Currently, USDA inspectors from the Food Safety and Inspection Service (FSIS) monitor every plant in the United States that slaughters poultry. They inspect slaughtered animals to ensure that only wholesome product is entering commerce. In a few poultry plants, a new model project called the HACCP-Based Inspection Models Project (or HIMP for short) has changed this model. In HIMP plants, some government inspectors have been replaced with plant employees. The government now proposes to expand this model so that all poultry plants will have the option to participate.

NCL is concerned about several aspects of this proposed rule, which is why we joined Monday’s protest. As part of the proposed changes, plants would be allowed to increase their line speeds to up to 175 birds per minute, or close to three birds per second.

Our first concern is that the new program will negatively impact food safety. With fewer government inspectors on the line, ensuring food safety will be left up to the plant employees. Unfortunately, the proposed rule does not mandate training for these employees. This means that well-trained government inspectors will be replaced with plant employees who may have varying levels of expertise, depending on the level of investment each plant chooses to make. This is not a recipe for uniform, consistent food safety outcomes.

Additionally, NCL is concerned about the impact of increased line speeds on worker safety. We are concerned that with lines moving ever faster, workers may be at increased risk for injury. While the proposed rule includes a study on worker safety, NCL feels that it is important to understand the impact on workers before changes are widely enacted, not after.

It was with these concerns in mind I joined AFGE, CFA, FWW, and GAP to protest the proposed changes. The fact that we were joined by dozens of inspectors speaks to the importance of this issue. We hope that USDA will hear our message and change their approach to updating poultry inspection. In this instance, the proposed changes are extreme and more research is needed on the efficacy of HIMP before we can think about expanding it to all plants.

Danish fat tax won’t fly in the US (but it should!) – National Consumers League

By Sally Greenberg, NCL Executive Director
According to Consumers Union, Denmark has launched an effort to improve public health with a “fat tax” – it’s $1.50 a pound on food such as bacon, butter, and pastries, that contain more than  2.3 percent saturated fat.

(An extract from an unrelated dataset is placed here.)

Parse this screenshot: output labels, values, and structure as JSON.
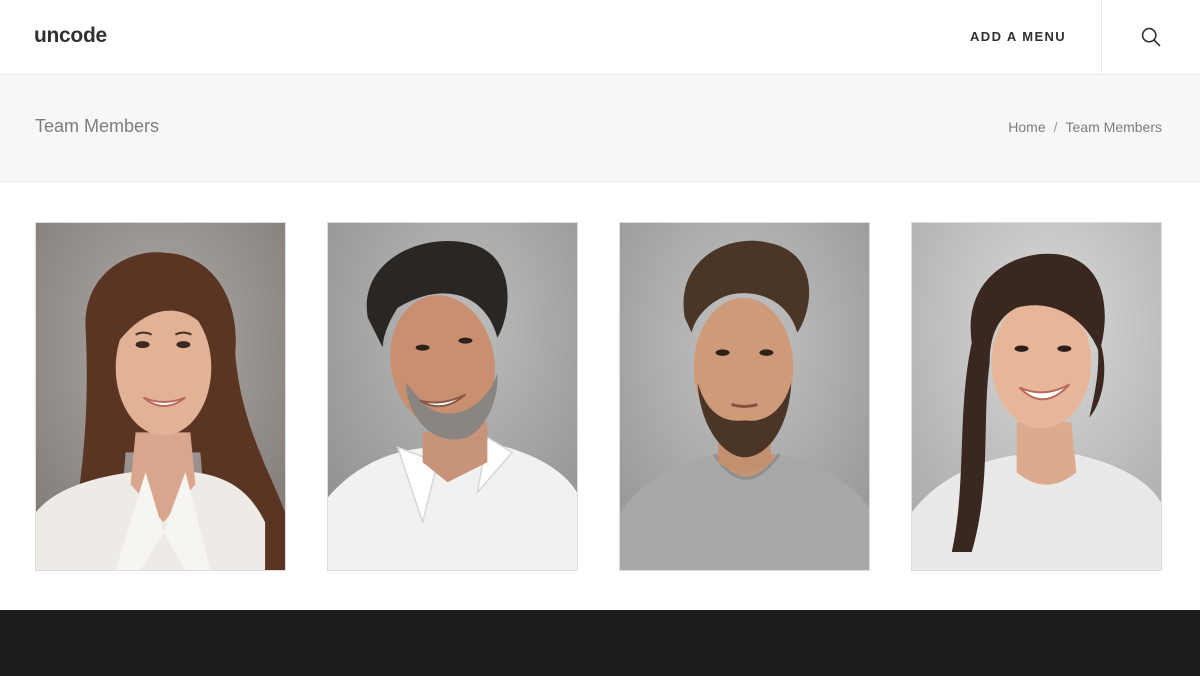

Right off the bat, I can tell you this wouldn’t fly in the United States. Consumer and health care advocates couldn’t get any traction on a bill to put a penny tax – a penny! – on sugary drinks. Not only that but the sugar industry waged an expensive campaign to kill the proposal and succeeded. They made it about “freedom,” a brilliant PR strategy that worked. So $1.50 a pound on fat ain’t happening anytime soon in the United States.
That said, this Danish tax has its good points. Fats – even healthy ones –  add a lot of calories per gram compared to carbohydrates and proteins – 9 grams vs 4 respectively, and with 2/3 of Americans being overweight or obese, nothing raises awareness like raising the price on unhealthy foods.
Some fats are good for you, but saturated fat isn’t among them. It’s unhealthy because it encourages the body to produce more cholesterol. In contrast, monounsaturated and polyunsaturated fats found in foods such as salmon and trout, nuts, avocados and vegetable oils can actually cut heart disease. The Danes are not for taxing those fats.
Time will tell if this Danish tax on saturated fats will help to reduce the intake of unhealthy fatty  foods. Even if it’s a nonstarter in the United States, creative ideas like what the Danes are implementing deserve serious consideration.